In the end, sacred space is not about candles and crystals and incense (although for some of us, that is definitely a part of it). It is instead about being who we are, keeping what we love, discarding (responsibly) what no longer serves us, celebrating the things and the memories that brought us each to this particular place in our lives. And on that note, it's time to go clean my office. :)


Wednesday, December 14, 2011

Saying goodbye to Hombre by Heatherleigh

I got a call tonight from a good friend who is currently dealing with a loss that so many of us have experienced. Two days ago, he sat with his 13 year old Jack Russell terrier in his lap as the vet administered the drugs that would end little Hombre's days hear on earth.

We talked for a while about pets and other loved ones, about where they head off to once they're no longer here with us, and about how we so often still feel their presence so strongly after they go. I'm a big believer in physics, and of course we all know that matter is energy and that energy never goes away, it merely changes form, and so I truly believe that Hombre has left his own energetic paw print behind, on my friend's heart and mind. And for anyone else who might be going through this, I wanted to offer up the words I sent my friend:

Hey darling man,

Here's the thing: most animals just aren't anatomically designed to live as long as us. They weren't meant in the divine order to be our life companions. They are our temporary blessing, and their presence and personality and love and even their death are a source of great learning and growth for us.

Hombre had incredibly blessed karmic imprints in order to have been in your life. He had a length and quality of life that is very rare among his species. Household pets owned by loving, aware, and spiritual caregivers are very often on kind of a "fast track" to a human incarnation, and it was his time to make the transition.
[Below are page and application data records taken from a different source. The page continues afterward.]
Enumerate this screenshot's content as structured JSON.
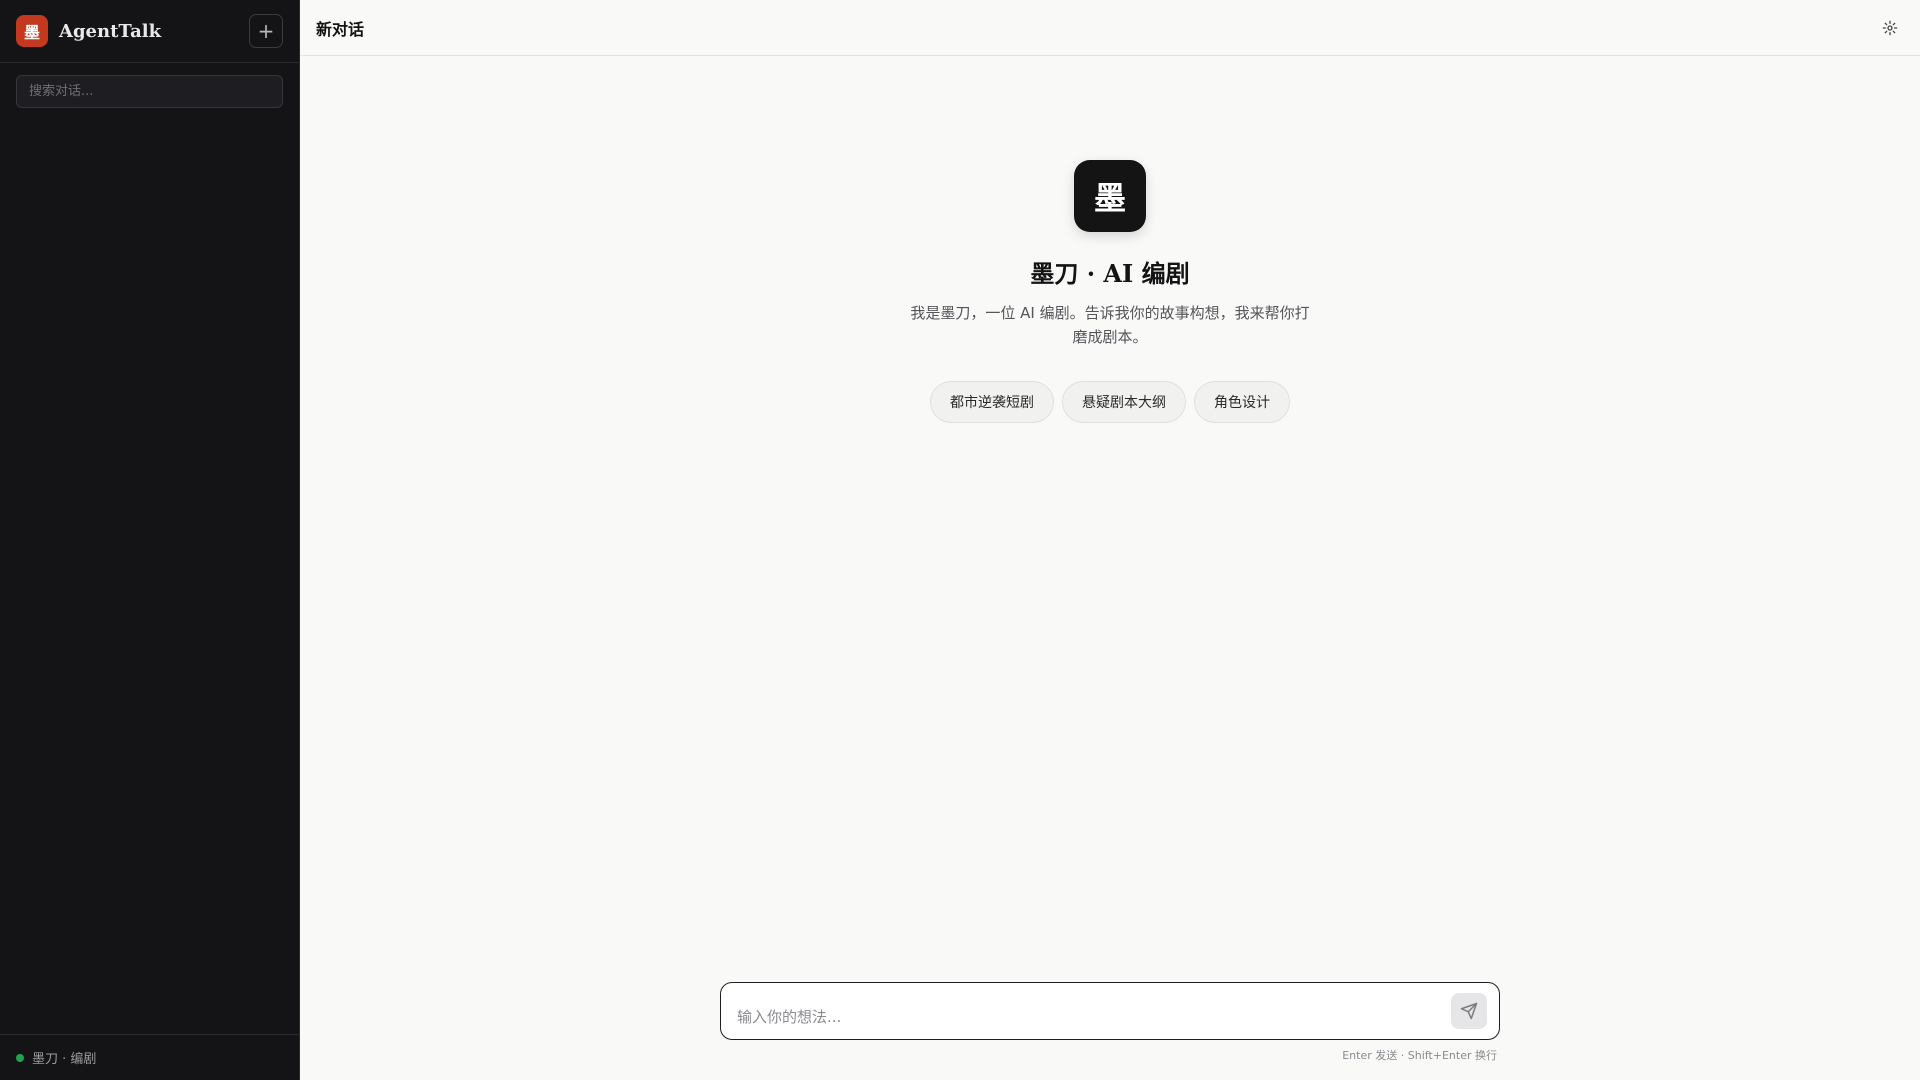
{
  "sidebar": {
    "logo_char": "墨",
    "brand": "AgentTalk",
    "new_button": "+",
    "search_placeholder": "搜索对话...",
    "footer_label": "墨刀 · 编剧",
    "status_color": "#22a352"
  },
  "header": {
    "title": "新对话",
    "settings_icon": "gear-icon"
  },
  "welcome": {
    "logo_char": "墨",
    "title": "墨刀 · AI 编剧",
    "description": "我是墨刀，一位 AI 编剧。告诉我你的故事构想，我来帮你打磨成剧本。",
    "suggestions": [
      "都市逆袭短剧",
      "悬疑剧本大纲",
      "角色设计"
    ]
  },
  "composer": {
    "placeholder": "输入你的想法...",
    "send_icon": "send-icon",
    "hint": "Enter 发送 · Shift+Enter 换行"
  },
  "colors": {
    "accent": "#c4381f",
    "sidebar_bg": "#141416",
    "main_bg": "#f9f9f8"
  }
}
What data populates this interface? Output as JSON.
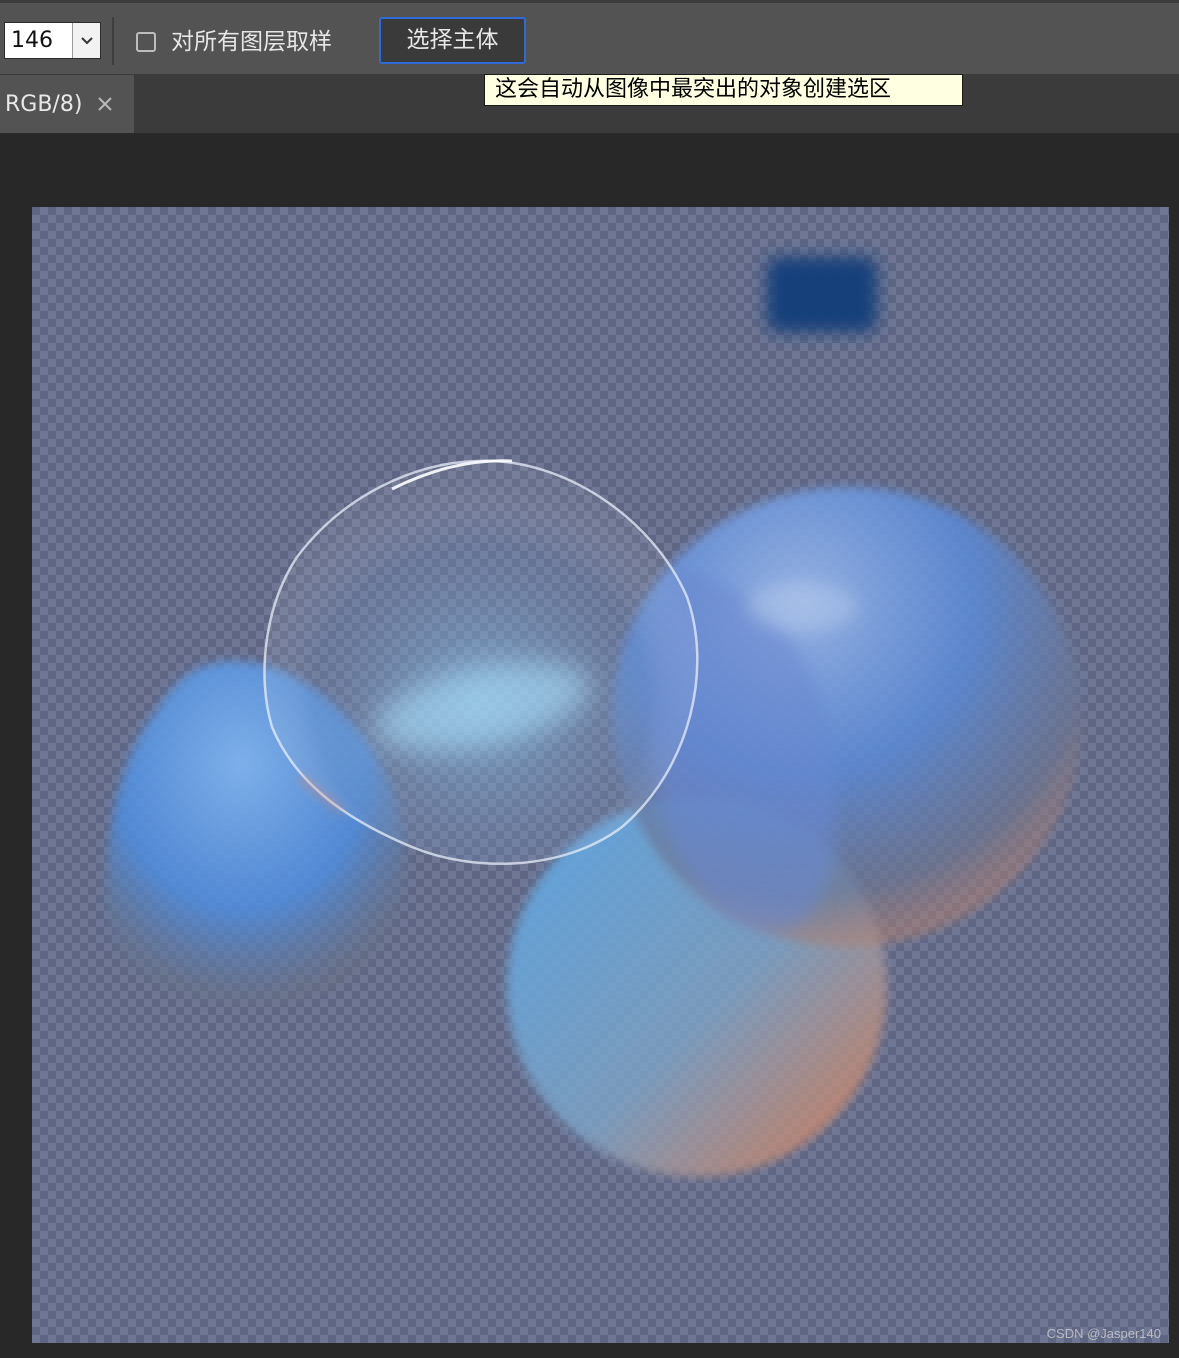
{
  "options_bar": {
    "tolerance_value": "146",
    "sample_all_layers": {
      "label": "对所有图层取样",
      "checked": false
    },
    "select_subject_button": "选择主体",
    "tooltip": "这会自动从图像中最突出的对象创建选区"
  },
  "tabs": [
    {
      "title": "RGB/8)",
      "active": true
    }
  ],
  "icons": {
    "dropdown": "chevron-down-icon",
    "close": "close-icon"
  },
  "colors": {
    "ui_panel": "#535353",
    "canvas_bg": "#282828",
    "button_focus": "#2f6ad6",
    "tooltip_bg": "#ffffe1"
  },
  "canvas": {
    "watermark": "CSDN @Jasper140"
  }
}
It was also apparently your time for getting one more dose of the "letting go" lesson that we all end up having to learn a little bit at a time over the course of our lives, so that when our time to let go of our own brief little stint comes along, we won't end up leaving claw marks on this life.

Just keep breathing, and try imagining where he will turn up a kitty, or a seagull, or a little baby boy cradled in his new mother's arms, and if that doesn't make you feel at least a tiny bit better, I'll be amazed.